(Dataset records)

---

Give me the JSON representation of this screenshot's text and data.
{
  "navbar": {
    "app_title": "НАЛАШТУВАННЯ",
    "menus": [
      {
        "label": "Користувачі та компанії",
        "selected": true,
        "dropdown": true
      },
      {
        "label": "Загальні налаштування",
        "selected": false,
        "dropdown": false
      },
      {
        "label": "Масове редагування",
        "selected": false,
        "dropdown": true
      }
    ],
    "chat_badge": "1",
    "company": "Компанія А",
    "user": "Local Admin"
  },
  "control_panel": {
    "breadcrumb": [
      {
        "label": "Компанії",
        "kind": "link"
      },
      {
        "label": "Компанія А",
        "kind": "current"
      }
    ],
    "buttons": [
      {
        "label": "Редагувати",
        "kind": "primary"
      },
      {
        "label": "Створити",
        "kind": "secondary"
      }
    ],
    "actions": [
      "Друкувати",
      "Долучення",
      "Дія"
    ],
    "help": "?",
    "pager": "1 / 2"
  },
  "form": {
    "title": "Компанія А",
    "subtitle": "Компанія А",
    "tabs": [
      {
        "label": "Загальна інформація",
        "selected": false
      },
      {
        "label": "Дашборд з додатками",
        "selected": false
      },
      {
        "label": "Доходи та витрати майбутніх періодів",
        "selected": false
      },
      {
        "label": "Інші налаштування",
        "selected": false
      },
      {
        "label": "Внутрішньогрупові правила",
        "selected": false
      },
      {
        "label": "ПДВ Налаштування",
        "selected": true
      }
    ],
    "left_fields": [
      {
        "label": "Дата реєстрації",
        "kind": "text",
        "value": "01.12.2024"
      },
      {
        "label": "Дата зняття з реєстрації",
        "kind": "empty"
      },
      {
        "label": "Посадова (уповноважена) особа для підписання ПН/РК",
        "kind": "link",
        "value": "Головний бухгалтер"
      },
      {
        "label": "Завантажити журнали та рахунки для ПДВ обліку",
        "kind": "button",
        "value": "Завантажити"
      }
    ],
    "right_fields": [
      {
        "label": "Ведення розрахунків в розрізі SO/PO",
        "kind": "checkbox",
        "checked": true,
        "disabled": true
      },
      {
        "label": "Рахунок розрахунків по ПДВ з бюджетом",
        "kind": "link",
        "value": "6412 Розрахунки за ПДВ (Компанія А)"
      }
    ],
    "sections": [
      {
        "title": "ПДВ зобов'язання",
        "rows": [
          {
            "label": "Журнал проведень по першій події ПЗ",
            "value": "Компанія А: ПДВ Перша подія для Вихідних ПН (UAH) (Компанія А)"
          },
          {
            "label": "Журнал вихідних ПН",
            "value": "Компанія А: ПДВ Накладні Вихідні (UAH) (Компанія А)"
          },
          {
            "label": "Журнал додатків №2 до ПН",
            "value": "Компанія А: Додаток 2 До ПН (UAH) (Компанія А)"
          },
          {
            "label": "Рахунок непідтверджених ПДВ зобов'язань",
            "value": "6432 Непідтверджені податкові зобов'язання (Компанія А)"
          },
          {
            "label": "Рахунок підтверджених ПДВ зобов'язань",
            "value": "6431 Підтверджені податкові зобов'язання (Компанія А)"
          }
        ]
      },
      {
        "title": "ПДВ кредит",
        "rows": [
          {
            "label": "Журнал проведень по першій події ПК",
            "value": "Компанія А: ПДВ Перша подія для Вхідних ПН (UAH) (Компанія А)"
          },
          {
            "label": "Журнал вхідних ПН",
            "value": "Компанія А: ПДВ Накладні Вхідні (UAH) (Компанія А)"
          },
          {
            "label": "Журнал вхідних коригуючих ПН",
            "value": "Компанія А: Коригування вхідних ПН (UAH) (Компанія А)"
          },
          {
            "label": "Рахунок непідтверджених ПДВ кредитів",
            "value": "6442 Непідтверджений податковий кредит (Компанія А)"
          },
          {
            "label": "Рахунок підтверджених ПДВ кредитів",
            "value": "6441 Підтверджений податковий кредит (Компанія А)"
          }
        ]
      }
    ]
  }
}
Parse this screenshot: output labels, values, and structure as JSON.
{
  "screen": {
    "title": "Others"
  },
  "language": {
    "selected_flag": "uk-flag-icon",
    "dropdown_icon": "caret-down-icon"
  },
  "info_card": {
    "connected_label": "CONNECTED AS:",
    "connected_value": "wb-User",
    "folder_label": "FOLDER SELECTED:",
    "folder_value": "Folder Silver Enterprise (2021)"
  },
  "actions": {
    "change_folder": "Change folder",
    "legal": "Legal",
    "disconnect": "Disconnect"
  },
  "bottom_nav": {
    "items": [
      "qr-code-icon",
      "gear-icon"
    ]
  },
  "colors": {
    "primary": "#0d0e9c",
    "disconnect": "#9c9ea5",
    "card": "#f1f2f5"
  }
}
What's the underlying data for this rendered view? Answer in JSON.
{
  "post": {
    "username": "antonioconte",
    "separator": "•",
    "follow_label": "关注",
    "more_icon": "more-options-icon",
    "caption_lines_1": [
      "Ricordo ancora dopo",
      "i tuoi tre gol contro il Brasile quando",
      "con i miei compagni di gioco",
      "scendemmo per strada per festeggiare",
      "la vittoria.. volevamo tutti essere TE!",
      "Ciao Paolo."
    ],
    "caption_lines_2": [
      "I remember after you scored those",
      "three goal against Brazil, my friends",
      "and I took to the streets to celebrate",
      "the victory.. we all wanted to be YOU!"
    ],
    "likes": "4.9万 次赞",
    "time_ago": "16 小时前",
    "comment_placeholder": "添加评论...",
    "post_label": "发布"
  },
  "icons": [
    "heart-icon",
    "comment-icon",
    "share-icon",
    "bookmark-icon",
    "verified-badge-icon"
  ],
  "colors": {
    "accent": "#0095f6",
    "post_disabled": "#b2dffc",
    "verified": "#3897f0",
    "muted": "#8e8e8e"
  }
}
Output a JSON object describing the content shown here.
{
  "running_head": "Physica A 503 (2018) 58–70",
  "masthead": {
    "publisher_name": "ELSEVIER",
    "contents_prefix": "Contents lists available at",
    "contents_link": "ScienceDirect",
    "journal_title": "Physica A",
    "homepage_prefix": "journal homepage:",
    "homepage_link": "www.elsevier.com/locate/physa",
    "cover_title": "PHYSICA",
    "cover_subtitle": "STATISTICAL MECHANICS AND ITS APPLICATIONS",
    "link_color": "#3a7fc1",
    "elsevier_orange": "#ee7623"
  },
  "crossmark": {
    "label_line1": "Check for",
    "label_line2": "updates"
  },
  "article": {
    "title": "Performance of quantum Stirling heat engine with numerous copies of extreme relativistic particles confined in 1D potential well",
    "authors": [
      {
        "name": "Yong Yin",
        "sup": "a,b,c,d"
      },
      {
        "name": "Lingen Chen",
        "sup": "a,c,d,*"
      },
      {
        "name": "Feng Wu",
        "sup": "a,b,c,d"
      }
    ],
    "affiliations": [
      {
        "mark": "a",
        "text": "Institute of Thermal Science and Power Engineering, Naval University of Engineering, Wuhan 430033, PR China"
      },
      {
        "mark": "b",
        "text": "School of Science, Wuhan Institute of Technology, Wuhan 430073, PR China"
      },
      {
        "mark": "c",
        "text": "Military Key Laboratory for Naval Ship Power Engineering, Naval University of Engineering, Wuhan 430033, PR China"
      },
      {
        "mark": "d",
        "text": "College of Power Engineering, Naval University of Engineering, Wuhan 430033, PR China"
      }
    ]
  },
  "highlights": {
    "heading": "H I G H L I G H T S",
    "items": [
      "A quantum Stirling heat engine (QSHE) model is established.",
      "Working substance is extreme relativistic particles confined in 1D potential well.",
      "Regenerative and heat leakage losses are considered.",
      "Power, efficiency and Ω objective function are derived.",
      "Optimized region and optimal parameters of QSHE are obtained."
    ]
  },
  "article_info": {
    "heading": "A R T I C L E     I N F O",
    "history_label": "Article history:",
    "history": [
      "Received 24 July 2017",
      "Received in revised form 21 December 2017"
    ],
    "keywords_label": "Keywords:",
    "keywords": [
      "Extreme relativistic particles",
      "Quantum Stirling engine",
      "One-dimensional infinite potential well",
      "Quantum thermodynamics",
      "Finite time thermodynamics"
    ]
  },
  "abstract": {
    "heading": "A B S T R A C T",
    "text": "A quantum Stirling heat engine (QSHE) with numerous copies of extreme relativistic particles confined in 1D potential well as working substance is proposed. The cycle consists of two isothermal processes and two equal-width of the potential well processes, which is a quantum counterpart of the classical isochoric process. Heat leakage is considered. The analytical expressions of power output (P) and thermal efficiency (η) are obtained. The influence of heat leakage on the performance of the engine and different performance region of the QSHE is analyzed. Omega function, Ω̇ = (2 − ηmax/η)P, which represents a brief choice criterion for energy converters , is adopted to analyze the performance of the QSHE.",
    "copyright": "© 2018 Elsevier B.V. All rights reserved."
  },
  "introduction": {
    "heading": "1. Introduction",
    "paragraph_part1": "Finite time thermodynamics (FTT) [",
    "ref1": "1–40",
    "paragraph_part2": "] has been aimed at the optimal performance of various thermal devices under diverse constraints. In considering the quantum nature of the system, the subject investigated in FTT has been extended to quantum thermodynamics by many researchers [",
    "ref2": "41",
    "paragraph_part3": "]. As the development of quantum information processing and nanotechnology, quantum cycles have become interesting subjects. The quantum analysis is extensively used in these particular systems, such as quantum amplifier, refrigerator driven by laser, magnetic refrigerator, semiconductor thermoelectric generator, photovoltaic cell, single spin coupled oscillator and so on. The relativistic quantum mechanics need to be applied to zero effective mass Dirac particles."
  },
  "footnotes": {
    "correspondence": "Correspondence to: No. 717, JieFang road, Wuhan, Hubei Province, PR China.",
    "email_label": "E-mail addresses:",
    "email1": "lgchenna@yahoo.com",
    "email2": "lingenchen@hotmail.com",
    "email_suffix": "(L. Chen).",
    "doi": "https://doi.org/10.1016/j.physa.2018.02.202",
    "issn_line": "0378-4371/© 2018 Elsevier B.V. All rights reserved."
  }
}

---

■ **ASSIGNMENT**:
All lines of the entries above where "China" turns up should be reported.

■ **ANSWER SPACE**:
        "text": "Institute of Thermal Science and Power Engineering, Naval University of Engineering, Wuhan 430033, PR China"
        "text": "School of Science, Wuhan Institute of Technology, Wuhan 430073, PR China"
        "text": "Military Key Laboratory for Naval Ship Power Engineering, Naval University of Engineering, Wuhan 430033, PR China"
        "text": "College of Power Engineering, Naval University of Engineering, Wuhan 430033, PR China"
    "correspondence": "Correspondence to: No. 717, JieFang road, Wuhan, Hubei Province, PR China.",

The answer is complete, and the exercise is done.